The problem with feelings

You know, one of the problems of being unemployed is that you feel you have to prove you are good, really good at something, and you spend your days obsessing about what that something could possibly be.

Can I really write? Were I ever meant to be anything else than a part-time seller of rice and beans in my cousin’s food truck? Should I be answering phone calls in some emergency room’s reception? Divorced? Two kids? Grandkids? On Prozac? Juggling my existence between duty, religion, and a slow suicide by food? I edited most of that from my script, some even before it could ever become part of my movie, and I feel proud. And yet, these days I am not living according to my preferred story line. I have the safety of my body but my mind, through my sense of purpose, is under assault.

The annoying thing about being “reorganized” out of your job is that you feel and you know that some confabulation of incompetent jackasses took away the meaning of your life. This is sad when you have no money, it is still sad when you have enough to survive because it is not really about money. It feels like the’ve cut out some small but vital part of your self, like a toe or the tip of your tongue. You are alive and you know you will keep on living but you feel unbalanced, nothing taste as good as it used to taste, there is something undeniably wrong with the world.

You know that this wrong is not exactly about you; it is simply that you were born in one of those transitional periods of history in which an imbalance in society can only be balanced by crises. You are just one of the casualties. Very few options, beyond resilience, are accessible to you. However, the conjunction of midlife crisis and professional failure is not a good place in which to grow more resilient.

What other options do I have? Migration; the spontaneous way in which nature balances excess populations and hopeless people.—This is not completely accurate, nature prefers to kill-off excedents. But let’s assume, for the sake of argument, that my aim is to be balanced out in survival. Homo sapiens made it out of Africa; I will get out of Qatar. Eventually. I hope.

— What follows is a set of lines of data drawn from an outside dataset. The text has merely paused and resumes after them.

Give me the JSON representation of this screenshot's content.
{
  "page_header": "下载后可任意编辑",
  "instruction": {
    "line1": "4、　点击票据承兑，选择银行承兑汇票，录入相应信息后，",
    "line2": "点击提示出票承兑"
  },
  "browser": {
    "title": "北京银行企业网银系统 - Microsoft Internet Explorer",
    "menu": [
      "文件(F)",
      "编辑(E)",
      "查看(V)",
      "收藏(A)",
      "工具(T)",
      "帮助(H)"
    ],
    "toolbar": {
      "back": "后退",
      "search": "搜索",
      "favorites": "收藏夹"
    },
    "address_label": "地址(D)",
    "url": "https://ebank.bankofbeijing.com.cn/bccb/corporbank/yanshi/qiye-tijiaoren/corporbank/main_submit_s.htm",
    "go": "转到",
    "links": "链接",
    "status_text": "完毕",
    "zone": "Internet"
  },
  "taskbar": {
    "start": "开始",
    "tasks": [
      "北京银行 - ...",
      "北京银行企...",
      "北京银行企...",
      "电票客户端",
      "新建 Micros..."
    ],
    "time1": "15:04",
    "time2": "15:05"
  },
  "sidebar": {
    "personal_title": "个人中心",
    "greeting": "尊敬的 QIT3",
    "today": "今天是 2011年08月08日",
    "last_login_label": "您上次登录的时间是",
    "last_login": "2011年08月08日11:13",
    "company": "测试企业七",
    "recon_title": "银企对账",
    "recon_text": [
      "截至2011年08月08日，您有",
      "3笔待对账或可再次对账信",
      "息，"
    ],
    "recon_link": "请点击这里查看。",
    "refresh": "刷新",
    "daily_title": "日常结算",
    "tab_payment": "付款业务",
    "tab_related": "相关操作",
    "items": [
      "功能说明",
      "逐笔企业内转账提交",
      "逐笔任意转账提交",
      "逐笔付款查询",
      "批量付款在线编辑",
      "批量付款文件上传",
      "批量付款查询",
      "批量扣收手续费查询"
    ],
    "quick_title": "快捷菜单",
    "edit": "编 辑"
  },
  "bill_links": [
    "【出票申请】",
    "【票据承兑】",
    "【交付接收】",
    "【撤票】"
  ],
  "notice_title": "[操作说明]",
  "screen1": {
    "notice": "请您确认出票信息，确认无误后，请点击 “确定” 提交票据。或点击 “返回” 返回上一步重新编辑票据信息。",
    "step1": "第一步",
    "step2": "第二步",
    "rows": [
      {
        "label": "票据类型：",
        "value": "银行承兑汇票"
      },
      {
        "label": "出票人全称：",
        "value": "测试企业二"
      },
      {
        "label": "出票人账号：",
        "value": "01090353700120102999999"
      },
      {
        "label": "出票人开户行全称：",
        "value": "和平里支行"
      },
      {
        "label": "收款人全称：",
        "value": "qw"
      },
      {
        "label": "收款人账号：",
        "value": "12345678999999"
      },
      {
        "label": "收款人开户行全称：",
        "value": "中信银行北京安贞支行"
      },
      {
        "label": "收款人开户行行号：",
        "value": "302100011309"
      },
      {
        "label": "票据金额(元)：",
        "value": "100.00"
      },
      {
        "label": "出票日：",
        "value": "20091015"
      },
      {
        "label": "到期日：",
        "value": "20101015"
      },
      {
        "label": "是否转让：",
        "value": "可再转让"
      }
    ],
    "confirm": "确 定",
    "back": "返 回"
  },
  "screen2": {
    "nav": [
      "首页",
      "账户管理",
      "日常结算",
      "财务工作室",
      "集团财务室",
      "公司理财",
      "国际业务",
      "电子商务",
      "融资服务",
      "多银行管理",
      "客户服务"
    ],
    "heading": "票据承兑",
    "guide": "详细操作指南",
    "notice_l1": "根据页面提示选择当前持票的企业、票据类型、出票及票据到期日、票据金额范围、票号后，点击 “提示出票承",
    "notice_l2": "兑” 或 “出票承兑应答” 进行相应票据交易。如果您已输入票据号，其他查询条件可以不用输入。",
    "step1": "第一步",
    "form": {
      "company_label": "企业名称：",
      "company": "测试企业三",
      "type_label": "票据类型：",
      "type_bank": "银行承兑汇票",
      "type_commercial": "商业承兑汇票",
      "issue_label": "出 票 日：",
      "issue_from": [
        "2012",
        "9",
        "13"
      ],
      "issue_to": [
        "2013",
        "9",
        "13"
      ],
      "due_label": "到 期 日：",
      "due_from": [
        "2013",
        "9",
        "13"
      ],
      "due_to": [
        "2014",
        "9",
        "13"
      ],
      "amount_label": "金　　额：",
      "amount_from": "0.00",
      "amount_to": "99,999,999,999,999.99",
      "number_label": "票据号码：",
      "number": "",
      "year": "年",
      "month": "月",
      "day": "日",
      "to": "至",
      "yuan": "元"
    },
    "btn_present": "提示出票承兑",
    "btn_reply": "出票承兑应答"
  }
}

In the meantime, my questions remain. Am I good for anything? Am I an excedent of the times I live? And how will the course of history balance me out? I suspect that the course of history is not concerned at all with my existence, and I am disappointed. I always felt I was the main character of this awesome book called The poor girl who grew up to save the world. Obviously, I am not, and that sucks.